  20. ^ D'Arcy Wood, Gillen:Tambora: The Eruption That Changed the World; Princeton University Press, 2014
  21. ^ Peningkatan Status G. Tambora dari Normal ke Waspada. (30 August 2011). Retrieved 26 April 2012.
  22. ^ "'Pompeii of the East' discovered". BBC News. 28 February 2006. Archived from the original on 30 September 2017. 
  23. ^ "Heinrich Zollinger". Zollinger Family History Research. Retrieved 14 November 2006. 
  24. ^ Heinrich Zollinger: Besteigung des Vulkans Tambora auf der Insel Sumbawa und Schilderung der Erupzion desselben im Jahr 1815. Winterthur 1855.
  25. ^ Zollinger (1855) cited by Trainor (2002).
  26. ^ a b c d e de Jong Boers, Bernice (1995). "Mount Tambora in 1815: A Volcanic Eruption in Indonesia and its Aftermath". Indonesia. 60: 37–59. doi:10.2307/3351140. JSTOR 3351140. 
  27. ^ a b Trainor, C. R. (2002). "Birds of Gunung Tambora, Sumbawa, Indonesia: effects of altitude, the 1815 cataclysmic volcanic eruption and trade" (PDF). Forktail. 18: 49–61. Archived from the original (PDF) on 26 October 2016. 
  28. ^ "Mount Tambora National Park Transformed Into New Ecotourism Destination", in Antara News, 15 April 2015
  29. ^ Rahmad, Rahmadi: "Geckos, moths and spider-scorpions: Six new species on Mount Tambora, say Indonesian researchers", in Mongabay, 14 May 2015
  30. ^ Herman, Andi. "History Mount Tambora | Mount Tambora National Park Trekking". Retrieved 30 January 2018. 
  31. ^ "Tingkat Kemiskinan di Indonesia Tahun 2005–2006" (PDF) (Press release) (in Indonesian). Indonesian Central Statistics Bureau. 1 September 2006. Archived from the original (PDF) on 27 September 2006. Retrieved 26 September 2006. 
  32. ^ Calder, Joshua (3 May 2006). "Most Populous Islands". World Island Information. Archived from the original on 14 August 2006. Retrieved 26 September 2006. 
  33. ^ a b "Tambora Hazard Mitigation" (in Indonesian). Directorate of Volcanology and Geological Hazard Mitigation. Archived from the original on 29 September 2007. Retrieved 13 November 2006. 
  34. ^ "Tambora Geophysics" (in Indonesian). Directorate of Volcanology and Geological Hazard Mitigation, Indonesia. Archived from the original on 29 September 2007. Retrieved 13 November 2006. 

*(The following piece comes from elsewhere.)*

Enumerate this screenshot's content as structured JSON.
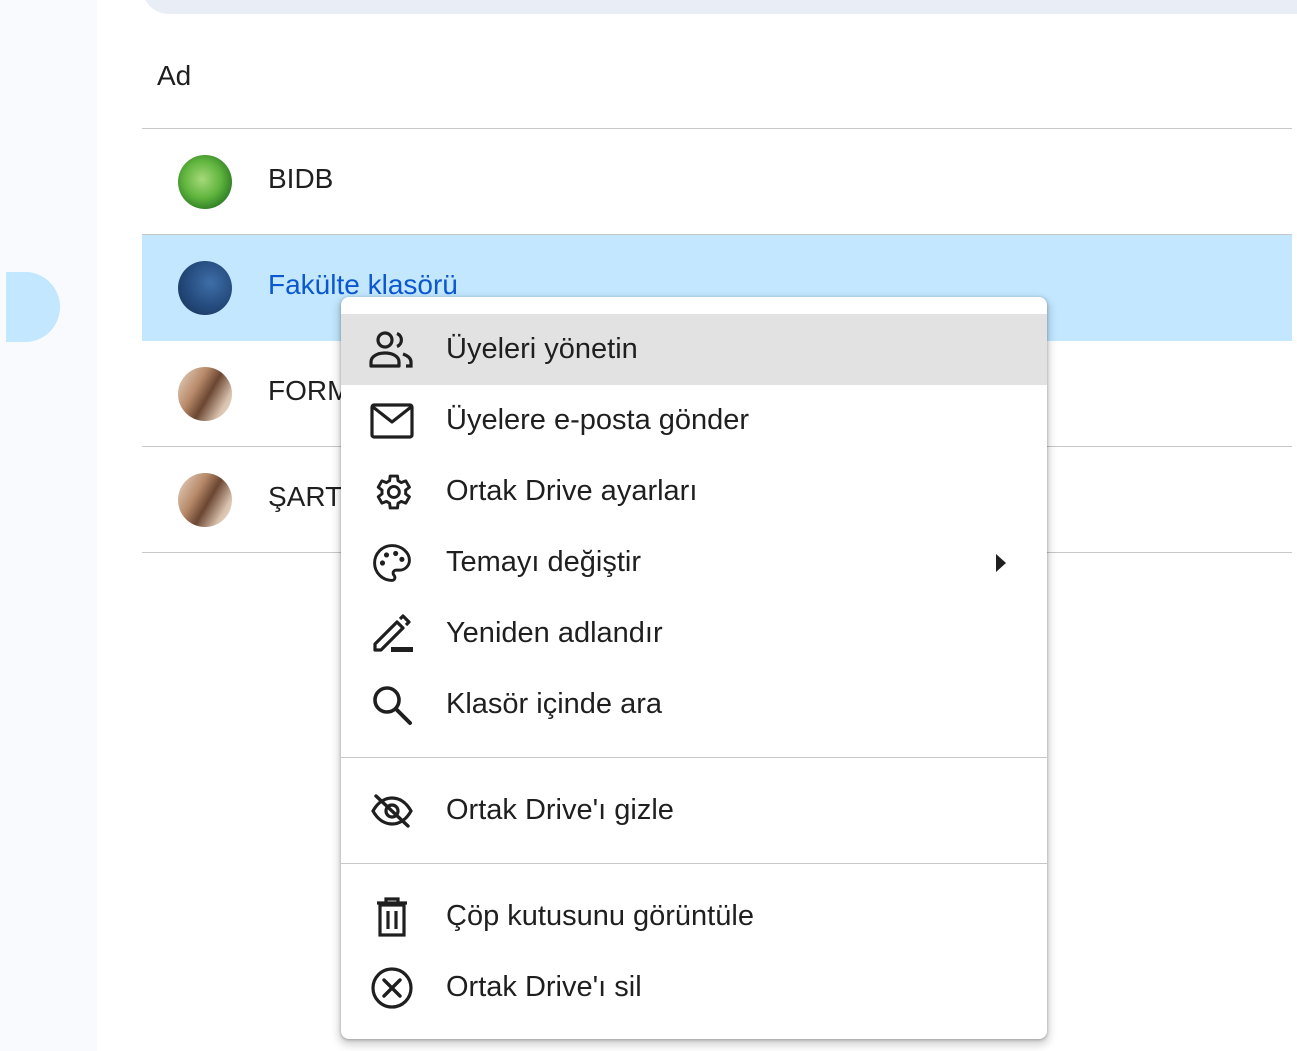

Further reading[edit]

  • Anonymous (11 April 2015). "After Tambora". Briefing. Volcanoes and Climate. The Economist. 415 (8933): 17–20. 
  • C. R. Harrington, ed. (1992). The year without a summer? World climate in 1816. Ottawa: Canadian Museum of Nature. 
  • Henry and Elizabeth Stommel, Volcano Weather: The Story of 1816, the Year without a Summer, Newport, Rhode Island, 1983. ISBN 0-915160-71-4
  • Gillen D'Arcy Wood, Tambora: The Eruption That Changed the World (Princeton, NJ: Princeton University Press, 2014). ISBN 978-0-691-15054-3

External links[edit]